Write out the entries below exactly as they stand. Skip every image.

• • • • •

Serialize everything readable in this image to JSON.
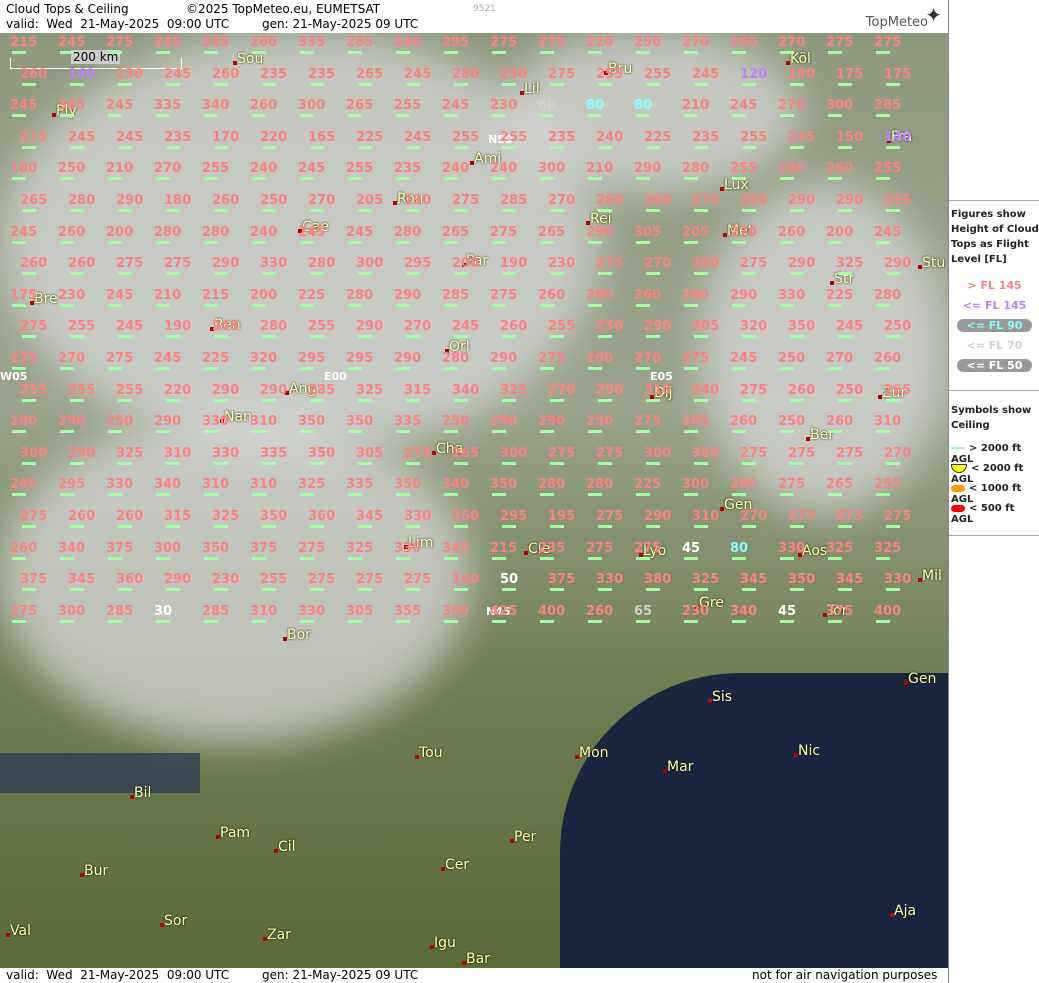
{
  "header": {
    "title": "Cloud Tops & Ceiling",
    "copyright": "©2025 TopMeteo.eu, EUMETSAT",
    "valid": "valid:  Wed  21-May-2025  09:00 UTC",
    "gen": "gen: 21-May-2025 09 UTC",
    "code": "9521",
    "logo": "TopMeteo"
  },
  "footer": {
    "valid": "valid:  Wed  21-May-2025  09:00 UTC",
    "gen": "gen: 21-May-2025 09 UTC",
    "note": "not for air navigation purposes"
  },
  "scale": "200 km",
  "legend": {
    "figures_title": "Figures show Height of Cloud Tops as Flight Level  [FL]",
    "fl_rows": [
      {
        "label": "> FL 145",
        "color": "#ff8080"
      },
      {
        "label": "<= FL 145",
        "color": "#c080ff"
      },
      {
        "label": "<= FL 90",
        "color": "#80ffff"
      },
      {
        "label": "<= FL 70",
        "color": "#d0d0d0"
      },
      {
        "label": "<= FL 50",
        "color": "#ffffff"
      }
    ],
    "ceiling_title": "Symbols show Ceiling",
    "ceil_rows": [
      {
        "label": "> 2000 ft AGL",
        "color": "#a0ffa0"
      },
      {
        "label": "< 2000 ft AGL",
        "color": "#ffff00"
      },
      {
        "label": "< 1000 ft AGL",
        "color": "#ff9900"
      },
      {
        "label": "< 500 ft AGL",
        "color": "#ff0000"
      }
    ]
  },
  "cities": [
    {
      "name": "Sou"
    },
    {
      "name": "Lil"
    },
    {
      "name": "Bru"
    },
    {
      "name": "Köl"
    },
    {
      "name": "Ply"
    },
    {
      "name": "Ami"
    },
    {
      "name": "Fra"
    },
    {
      "name": "Lux"
    },
    {
      "name": "Rou"
    },
    {
      "name": "Rei"
    },
    {
      "name": "Cae"
    },
    {
      "name": "Met"
    },
    {
      "name": "Par"
    },
    {
      "name": "Str"
    },
    {
      "name": "Stu"
    },
    {
      "name": "Bre"
    },
    {
      "name": "Ren"
    },
    {
      "name": "Orl"
    },
    {
      "name": "Ang"
    },
    {
      "name": "Dij"
    },
    {
      "name": "Zür"
    },
    {
      "name": "Nan"
    },
    {
      "name": "Ber"
    },
    {
      "name": "Cha"
    },
    {
      "name": "Gen"
    },
    {
      "name": "Lim"
    },
    {
      "name": "Cle"
    },
    {
      "name": "Lyo"
    },
    {
      "name": "Aos"
    },
    {
      "name": "Mil"
    },
    {
      "name": "Gre"
    },
    {
      "name": "Tor"
    },
    {
      "name": "Bor"
    },
    {
      "name": "Gen"
    },
    {
      "name": "Sis"
    },
    {
      "name": "Tou"
    },
    {
      "name": "Mon"
    },
    {
      "name": "Mar"
    },
    {
      "name": "Nic"
    },
    {
      "name": "Bil"
    },
    {
      "name": "Pam"
    },
    {
      "name": "Cil"
    },
    {
      "name": "Per"
    },
    {
      "name": "Cer"
    },
    {
      "name": "Bur"
    },
    {
      "name": "Sor"
    },
    {
      "name": "Val"
    },
    {
      "name": "Zar"
    },
    {
      "name": "Igu"
    },
    {
      "name": "Bar"
    },
    {
      "name": "Aja"
    }
  ],
  "grid_labels": [
    "N50",
    "W05",
    "E00",
    "E05",
    "N45"
  ],
  "fl_values": [
    "215",
    "245",
    "275",
    "245",
    "245",
    "260",
    "335",
    "265",
    "240",
    "295",
    "275",
    "275",
    "220",
    "250",
    "270",
    "260",
    "270",
    "275",
    "275",
    "260",
    "140",
    "230",
    "245",
    "260",
    "235",
    "235",
    "265",
    "245",
    "280",
    "250",
    "275",
    "255",
    "255",
    "245",
    "120",
    "190",
    "175",
    "175",
    "245",
    "345",
    "245",
    "335",
    "340",
    "260",
    "300",
    "265",
    "255",
    "245",
    "230",
    "60",
    "80",
    "80",
    "210",
    "245",
    "270",
    "300",
    "285",
    "215",
    "245",
    "245",
    "235",
    "170",
    "220",
    "165",
    "225",
    "245",
    "255",
    "255",
    "235",
    "240",
    "225",
    "235",
    "255",
    "245",
    "150",
    "140",
    "180",
    "250",
    "210",
    "270",
    "255",
    "240",
    "245",
    "255",
    "235",
    "240",
    "240",
    "300",
    "210",
    "290",
    "280",
    "255",
    "280",
    "260",
    "255",
    "265",
    "280",
    "290",
    "180",
    "260",
    "250",
    "270",
    "205",
    "190",
    "275",
    "285",
    "270",
    "260",
    "260",
    "270",
    "285",
    "290",
    "290",
    "255",
    "245",
    "260",
    "200",
    "280",
    "280",
    "240",
    "245",
    "245",
    "280",
    "265",
    "275",
    "265",
    "290",
    "305",
    "205",
    "270",
    "260",
    "200",
    "245",
    "260",
    "260",
    "275",
    "275",
    "290",
    "330",
    "280",
    "300",
    "295",
    "200",
    "190",
    "230",
    "275",
    "270",
    "260",
    "275",
    "290",
    "325",
    "290",
    "175",
    "230",
    "245",
    "210",
    "215",
    "200",
    "225",
    "280",
    "290",
    "285",
    "275",
    "260",
    "260",
    "260",
    "290",
    "290",
    "330",
    "225",
    "280",
    "275",
    "255",
    "245",
    "190",
    "245",
    "280",
    "255",
    "290",
    "270",
    "245",
    "260",
    "255",
    "250",
    "290",
    "305",
    "320",
    "350",
    "245",
    "250",
    "225",
    "270",
    "275",
    "245",
    "225",
    "320",
    "295",
    "295",
    "290",
    "280",
    "290",
    "275",
    "260",
    "270",
    "275",
    "245",
    "250",
    "270",
    "260",
    "255",
    "255",
    "255",
    "220",
    "290",
    "290",
    "285",
    "325",
    "315",
    "340",
    "325",
    "270",
    "290",
    "310",
    "240",
    "275",
    "260",
    "250",
    "265",
    "280",
    "290",
    "250",
    "290",
    "330",
    "310",
    "350",
    "350",
    "335",
    "250",
    "290",
    "290",
    "250",
    "275",
    "265",
    "260",
    "250",
    "260",
    "310",
    "300",
    "290",
    "325",
    "310",
    "330",
    "335",
    "350",
    "305",
    "275",
    "265",
    "300",
    "275",
    "275",
    "300",
    "350",
    "275",
    "275",
    "275",
    "270",
    "260",
    "295",
    "330",
    "340",
    "310",
    "310",
    "325",
    "335",
    "350",
    "340",
    "350",
    "280",
    "280",
    "225",
    "300",
    "290",
    "275",
    "265",
    "255",
    "275",
    "260",
    "260",
    "315",
    "325",
    "350",
    "360",
    "345",
    "330",
    "350",
    "295",
    "195",
    "275",
    "290",
    "310",
    "270",
    "270",
    "275",
    "275",
    "260",
    "340",
    "375",
    "300",
    "350",
    "375",
    "275",
    "325",
    "330",
    "345",
    "215",
    "235",
    "275",
    "275",
    "45",
    "80",
    "330",
    "325",
    "325",
    "375",
    "345",
    "360",
    "290",
    "230",
    "255",
    "275",
    "275",
    "275",
    "160",
    "50",
    "375",
    "330",
    "380",
    "325",
    "345",
    "350",
    "345",
    "330",
    "275",
    "300",
    "285",
    "30",
    "285",
    "310",
    "330",
    "305",
    "355",
    "350",
    "425",
    "400",
    "260",
    "65",
    "230",
    "340",
    "45",
    "375",
    "400"
  ]
}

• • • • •

# Response to the exercise
Serialize everything readable in this image to JSON.
{
  "header": {
    "title": "Cloud Tops & Ceiling",
    "copyright": "©2025 TopMeteo.eu, EUMETSAT",
    "valid": "valid:  Wed  21-May-2025  09:00 UTC",
    "gen": "gen: 21-May-2025 09 UTC",
    "code": "9521",
    "logo": "TopMeteo"
  },
  "footer": {
    "valid": "valid:  Wed  21-May-2025  09:00 UTC",
    "gen": "gen: 21-May-2025 09 UTC",
    "note": "not for air navigation purposes"
  },
  "scale": "200 km",
  "legend": {
    "figures_title": "Figures show Height of Cloud Tops as Flight Level  [FL]",
    "fl_rows": [
      {
        "label": "> FL 145",
        "color": "#ff8080"
      },
      {
        "label": "<= FL 145",
        "color": "#c080ff"
      },
      {
        "label": "<= FL 90",
        "color": "#80ffff"
      },
      {
        "label": "<= FL 70",
        "color": "#d0d0d0"
      },
      {
        "label": "<= FL 50",
        "color": "#ffffff"
      }
    ],
    "ceiling_title": "Symbols show Ceiling",
    "ceil_rows": [
      {
        "label": "> 2000 ft AGL",
        "color": "#a0ffa0"
      },
      {
        "label": "< 2000 ft AGL",
        "color": "#ffff00"
      },
      {
        "label": "< 1000 ft AGL",
        "color": "#ff9900"
      },
      {
        "label": "< 500 ft AGL",
        "color": "#ff0000"
      }
    ]
  },
  "cities": [
    {
      "name": "Sou"
    },
    {
      "name": "Lil"
    },
    {
      "name": "Bru"
    },
    {
      "name": "Köl"
    },
    {
      "name": "Ply"
    },
    {
      "name": "Ami"
    },
    {
      "name": "Fra"
    },
    {
      "name": "Lux"
    },
    {
      "name": "Rou"
    },
    {
      "name": "Rei"
    },
    {
      "name": "Cae"
    },
    {
      "name": "Met"
    },
    {
      "name": "Par"
    },
    {
      "name": "Str"
    },
    {
      "name": "Stu"
    },
    {
      "name": "Bre"
    },
    {
      "name": "Ren"
    },
    {
      "name": "Orl"
    },
    {
      "name": "Ang"
    },
    {
      "name": "Dij"
    },
    {
      "name": "Zür"
    },
    {
      "name": "Nan"
    },
    {
      "name": "Ber"
    },
    {
      "name": "Cha"
    },
    {
      "name": "Gen"
    },
    {
      "name": "Lim"
    },
    {
      "name": "Cle"
    },
    {
      "name": "Lyo"
    },
    {
      "name": "Aos"
    },
    {
      "name": "Mil"
    },
    {
      "name": "Gre"
    },
    {
      "name": "Tor"
    },
    {
      "name": "Bor"
    },
    {
      "name": "Gen"
    },
    {
      "name": "Sis"
    },
    {
      "name": "Tou"
    },
    {
      "name": "Mon"
    },
    {
      "name": "Mar"
    },
    {
      "name": "Nic"
    },
    {
      "name": "Bil"
    },
    {
      "name": "Pam"
    },
    {
      "name": "Cil"
    },
    {
      "name": "Per"
    },
    {
      "name": "Cer"
    },
    {
      "name": "Bur"
    },
    {
      "name": "Sor"
    },
    {
      "name": "Val"
    },
    {
      "name": "Zar"
    },
    {
      "name": "Igu"
    },
    {
      "name": "Bar"
    },
    {
      "name": "Aja"
    }
  ],
  "grid_labels": [
    "N50",
    "W05",
    "E00",
    "E05",
    "N45"
  ],
  "fl_values": [
    "215",
    "245",
    "275",
    "245",
    "245",
    "260",
    "335",
    "265",
    "240",
    "295",
    "275",
    "275",
    "220",
    "250",
    "270",
    "260",
    "270",
    "275",
    "275",
    "260",
    "140",
    "230",
    "245",
    "260",
    "235",
    "235",
    "265",
    "245",
    "280",
    "250",
    "275",
    "255",
    "255",
    "245",
    "120",
    "190",
    "175",
    "175",
    "245",
    "345",
    "245",
    "335",
    "340",
    "260",
    "300",
    "265",
    "255",
    "245",
    "230",
    "60",
    "80",
    "80",
    "210",
    "245",
    "270",
    "300",
    "285",
    "215",
    "245",
    "245",
    "235",
    "170",
    "220",
    "165",
    "225",
    "245",
    "255",
    "255",
    "235",
    "240",
    "225",
    "235",
    "255",
    "245",
    "150",
    "140",
    "180",
    "250",
    "210",
    "270",
    "255",
    "240",
    "245",
    "255",
    "235",
    "240",
    "240",
    "300",
    "210",
    "290",
    "280",
    "255",
    "280",
    "260",
    "255",
    "265",
    "280",
    "290",
    "180",
    "260",
    "250",
    "270",
    "205",
    "190",
    "275",
    "285",
    "270",
    "260",
    "260",
    "270",
    "285",
    "290",
    "290",
    "255",
    "245",
    "260",
    "200",
    "280",
    "280",
    "240",
    "245",
    "245",
    "280",
    "265",
    "275",
    "265",
    "290",
    "305",
    "205",
    "270",
    "260",
    "200",
    "245",
    "260",
    "260",
    "275",
    "275",
    "290",
    "330",
    "280",
    "300",
    "295",
    "200",
    "190",
    "230",
    "275",
    "270",
    "260",
    "275",
    "290",
    "325",
    "290",
    "175",
    "230",
    "245",
    "210",
    "215",
    "200",
    "225",
    "280",
    "290",
    "285",
    "275",
    "260",
    "260",
    "260",
    "290",
    "290",
    "330",
    "225",
    "280",
    "275",
    "255",
    "245",
    "190",
    "245",
    "280",
    "255",
    "290",
    "270",
    "245",
    "260",
    "255",
    "250",
    "290",
    "305",
    "320",
    "350",
    "245",
    "250",
    "225",
    "270",
    "275",
    "245",
    "225",
    "320",
    "295",
    "295",
    "290",
    "280",
    "290",
    "275",
    "260",
    "270",
    "275",
    "245",
    "250",
    "270",
    "260",
    "255",
    "255",
    "255",
    "220",
    "290",
    "290",
    "285",
    "325",
    "315",
    "340",
    "325",
    "270",
    "290",
    "310",
    "240",
    "275",
    "260",
    "250",
    "265",
    "280",
    "290",
    "250",
    "290",
    "330",
    "310",
    "350",
    "350",
    "335",
    "250",
    "290",
    "290",
    "250",
    "275",
    "265",
    "260",
    "250",
    "260",
    "310",
    "300",
    "290",
    "325",
    "310",
    "330",
    "335",
    "350",
    "305",
    "275",
    "265",
    "300",
    "275",
    "275",
    "300",
    "350",
    "275",
    "275",
    "275",
    "270",
    "260",
    "295",
    "330",
    "340",
    "310",
    "310",
    "325",
    "335",
    "350",
    "340",
    "350",
    "280",
    "280",
    "225",
    "300",
    "290",
    "275",
    "265",
    "255",
    "275",
    "260",
    "260",
    "315",
    "325",
    "350",
    "360",
    "345",
    "330",
    "350",
    "295",
    "195",
    "275",
    "290",
    "310",
    "270",
    "270",
    "275",
    "275",
    "260",
    "340",
    "375",
    "300",
    "350",
    "375",
    "275",
    "325",
    "330",
    "345",
    "215",
    "235",
    "275",
    "275",
    "45",
    "80",
    "330",
    "325",
    "325",
    "375",
    "345",
    "360",
    "290",
    "230",
    "255",
    "275",
    "275",
    "275",
    "160",
    "50",
    "375",
    "330",
    "380",
    "325",
    "345",
    "350",
    "345",
    "330",
    "275",
    "300",
    "285",
    "30",
    "285",
    "310",
    "330",
    "305",
    "355",
    "350",
    "425",
    "400",
    "260",
    "65",
    "230",
    "340",
    "45",
    "375",
    "400"
  ]
}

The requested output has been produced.